With a strong commitment to innovation and collaboration, Dr. Kelleher currently serves on the advisory board of Research Excellence Framework (REF) in the U.K., and is the Chair of the Standing Committee on Research and Innovation at the Association of Faculties of Medicine Canada. He has a strong background in innovation over his entire career and has worked to found several companies supporting both translational developments in biomedical science and fostering collaboration in biomedical research in both Dublin and London, including for example, MedCity in London. In addition, he has served as a non-executive Director of ICON plc, a globally leading Clinical Research Organization. A Fellow of the Academy of Medical Sciences (London), he also served as President of the Federation of European Academies of Medicine before moving to British Columbia, Canada.

Dr. Michael Allard

Dr. Michael Allard is a third-generation Settler Canadian of Welsh and English ancestry who lives, works, and plays on the unceded territories of the xʷməθkʷəy̓əm (Musqueam), Sḵwx̱wú7mesh (Squamish), and səl̓ilwətaɁɬ (Tsleil-Waututh) peoples.

As Vice-Dean, Health Engagement in the UBC Faculty of Medicine, he is responsible for working with provincial health authorities, other health sector partners, academic organizations, and government to facilitate, coordinate and optimize academic activities and foster their integration to support the health system in B.C. He also provides leadership and support to Faculty efforts with respect to Indigenous relationships and reconciliation. Dr. Allard, who is an alumnus of UBC, is also a Cardiovascular Pathologist at St. Paul’s Hospital and a Professor in the UBC Department of Pathology and Laboratory Medicine, where he previously served as Head.

Learn more about Orange Shirt Day | National Day for Truth and Reconciliation at UBC here.
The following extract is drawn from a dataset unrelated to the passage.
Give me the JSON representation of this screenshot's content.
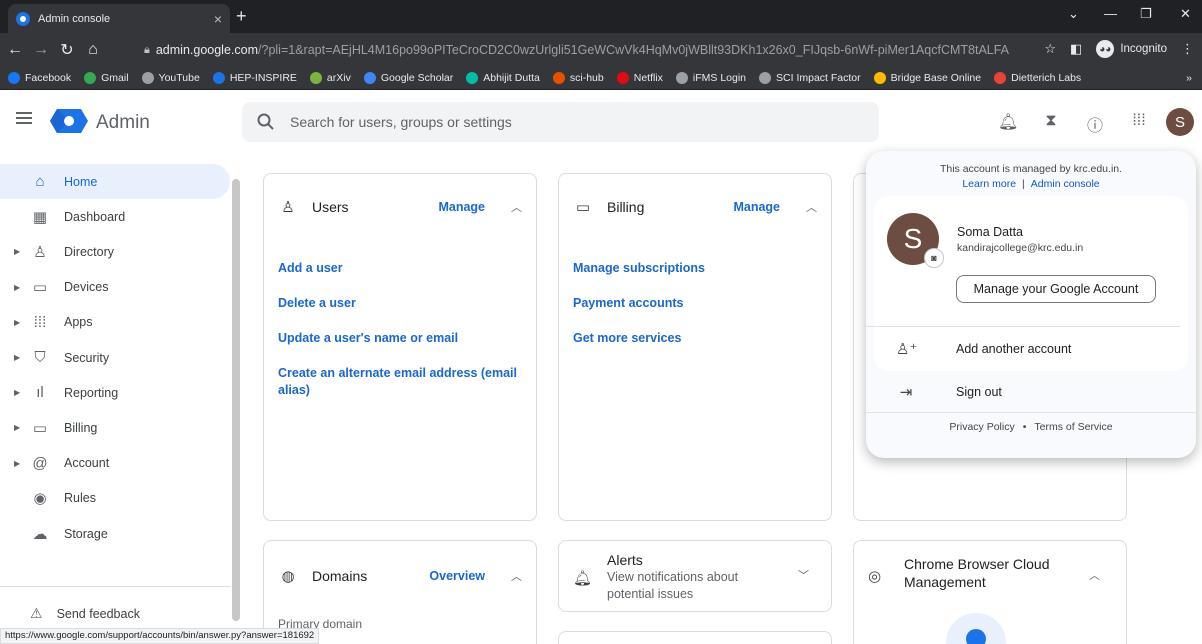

For information on where to purchase an orange shirt, click here.